20 January 2013

“Goose is dead.”

Those fateful words, spoken by Commander Mike ‘Viper’ Metcalf, were a crushing blow to Lt. Pete Mitchell.  Mitchell, known by call sign “Maverick,” already knew that Goose had been killed during a cockpit ejection.  It threw the F-14 pilot’s life into a tailspin.  Although the board of inquiry clears Maverick of responsibility, he feels guilty for Goose's death, losing his own aggressiveness for flying. Maverick, whose “…ego was writing checks his body can’t cash,” refused to get back into the saddle.

The movie? Top Gun.  Soon after graduating from fighter weapons school, Maverick, along with  Iceman/Slider and wingmen Hollywood/Wolfman, were deployed back to sea aboard the USS Enterprise to deal with a crisis situation. Their orders were to defend a communication ship which had become disabled in enemy waters and to return fire if attacked by hostile Soviet assets in the area. Iceman and Hollywood were the first two US planes in the air, and they quickly encountered five Soviet MiG-28 aircraft determined to shoot them down. Hollywood’s aircraft gets hit, leaving Iceman to fend for himself until help arrives. That “help” was a paralyzed Maverick, who was coming to the rescue by himself, due to a catapult failure aboard the carrier.

As Maverick spots Iceman below facing five-against-one odds, and with a strange guy seated behind him, he simply pulls the plug.

“Maverick’s disengaged!” shouts Slider.

To me, no word is more impactful, or personal, than the word “disengage.”   Those who have served or are serving in the military know the word “disengage” means “to withdraw forces from close action.”

In the world we live in, it means to “check out.”

In the past few months, the news has been filled with several shootings at schools, movie theaters, and in the streets of our nation’s cities by young men—mere boys.  If we were to lay out all of these acts of violence and compare them side-by-side, there are several similarities.

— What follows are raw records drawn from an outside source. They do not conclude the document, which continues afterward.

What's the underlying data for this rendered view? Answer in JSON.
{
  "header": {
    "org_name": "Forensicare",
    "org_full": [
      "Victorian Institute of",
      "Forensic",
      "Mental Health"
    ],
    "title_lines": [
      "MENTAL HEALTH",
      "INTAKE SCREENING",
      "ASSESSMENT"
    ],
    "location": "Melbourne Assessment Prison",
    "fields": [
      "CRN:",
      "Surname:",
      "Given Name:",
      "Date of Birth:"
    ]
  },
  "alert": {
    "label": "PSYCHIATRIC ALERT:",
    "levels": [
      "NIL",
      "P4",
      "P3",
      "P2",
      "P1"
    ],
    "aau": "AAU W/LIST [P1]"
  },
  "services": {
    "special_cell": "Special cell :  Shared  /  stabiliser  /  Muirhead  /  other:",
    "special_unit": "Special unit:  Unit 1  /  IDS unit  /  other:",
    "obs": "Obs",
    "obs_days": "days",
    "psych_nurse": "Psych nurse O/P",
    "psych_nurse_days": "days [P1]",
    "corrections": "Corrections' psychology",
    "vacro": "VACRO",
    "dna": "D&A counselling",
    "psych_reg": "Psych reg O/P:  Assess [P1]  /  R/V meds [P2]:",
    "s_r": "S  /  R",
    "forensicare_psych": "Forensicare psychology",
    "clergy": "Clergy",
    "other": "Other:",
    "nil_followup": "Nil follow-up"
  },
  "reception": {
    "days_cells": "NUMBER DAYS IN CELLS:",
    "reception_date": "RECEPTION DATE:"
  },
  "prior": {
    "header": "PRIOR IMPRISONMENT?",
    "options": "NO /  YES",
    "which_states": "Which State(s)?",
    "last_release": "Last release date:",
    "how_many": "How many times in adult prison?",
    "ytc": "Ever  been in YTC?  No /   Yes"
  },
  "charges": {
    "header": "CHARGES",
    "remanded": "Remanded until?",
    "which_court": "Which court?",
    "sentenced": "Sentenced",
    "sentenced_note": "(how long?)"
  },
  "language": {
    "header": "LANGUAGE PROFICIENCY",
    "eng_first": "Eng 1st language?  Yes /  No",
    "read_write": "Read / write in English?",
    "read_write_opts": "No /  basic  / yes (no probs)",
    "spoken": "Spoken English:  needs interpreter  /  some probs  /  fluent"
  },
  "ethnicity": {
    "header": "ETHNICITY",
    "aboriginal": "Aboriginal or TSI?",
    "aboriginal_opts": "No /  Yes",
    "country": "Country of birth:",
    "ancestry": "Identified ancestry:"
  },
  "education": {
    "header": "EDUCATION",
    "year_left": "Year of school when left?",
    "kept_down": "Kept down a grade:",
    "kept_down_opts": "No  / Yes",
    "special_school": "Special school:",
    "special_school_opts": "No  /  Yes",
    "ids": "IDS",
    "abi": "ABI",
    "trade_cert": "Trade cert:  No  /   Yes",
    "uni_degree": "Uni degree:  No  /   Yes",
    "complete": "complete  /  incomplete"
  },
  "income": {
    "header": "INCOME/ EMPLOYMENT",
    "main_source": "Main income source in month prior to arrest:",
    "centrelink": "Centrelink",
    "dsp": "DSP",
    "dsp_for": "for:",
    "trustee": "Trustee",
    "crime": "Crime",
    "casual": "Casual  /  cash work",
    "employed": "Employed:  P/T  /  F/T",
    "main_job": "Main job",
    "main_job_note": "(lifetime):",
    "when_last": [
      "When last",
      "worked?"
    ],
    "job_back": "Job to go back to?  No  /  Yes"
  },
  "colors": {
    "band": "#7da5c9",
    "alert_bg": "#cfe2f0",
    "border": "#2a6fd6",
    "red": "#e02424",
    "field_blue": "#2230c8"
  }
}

But, the one thing they all have in common is the role models of the shooters.  Those role models were rappers, action movies, comics, and violent video games.  It would be easy to respond by pointing to those influences and say “that’s what’s wrong” or “it’s the ease of access to weapons.”

However, our problem is not the weapons, it is boys without boundaries whose fathers have “disengaged.”

"Don't fail to correct your children. You won't kill them by being firm, and it may even save their lives,” says Proverbs 23:13-14 (CEV)

Men, you are the leaders of your families. You might be reluctant to assume that role. You might even deny that it falls to you. Nonetheless, you are your family’s leader, whether you choose to believe it or not.

Leaders are always the highest-priority targets in any war.  Satan knows that if he can kill the commander, the troops will be easier to defeat. Cut off the head and the body dies. In case you missed it, the body in this analogy is your family—you are the head. You are needed.

You may not think of yourself as being particularly influential or even successful in life. Maybe you don’t make a lot of money, lead a large group of people, save lives, or invent amazing gadgets. Maybe life has even beaten you down, and you’ve lost confidence in your abilities. Consequently, you don’t think of yourself as a big deal. But you can bet your boy does. He thinks you’re a very big deal. He doesn’t know or care what the outside world thinks. He only knows that between the walls of your home, you are about the biggest, wisest, most powerful person alive. Oh, he knows you’re not perfect. But he doesn’t care, because you’re just good enough to be indispensable in his life.

Our pastor was fifty before he finally quit believing that his own dad could whip King Kong Bundy, were he to pay their home a hostile visit.  Yeah, dads are a big deal.



No comments:

Post a Comment

Get widget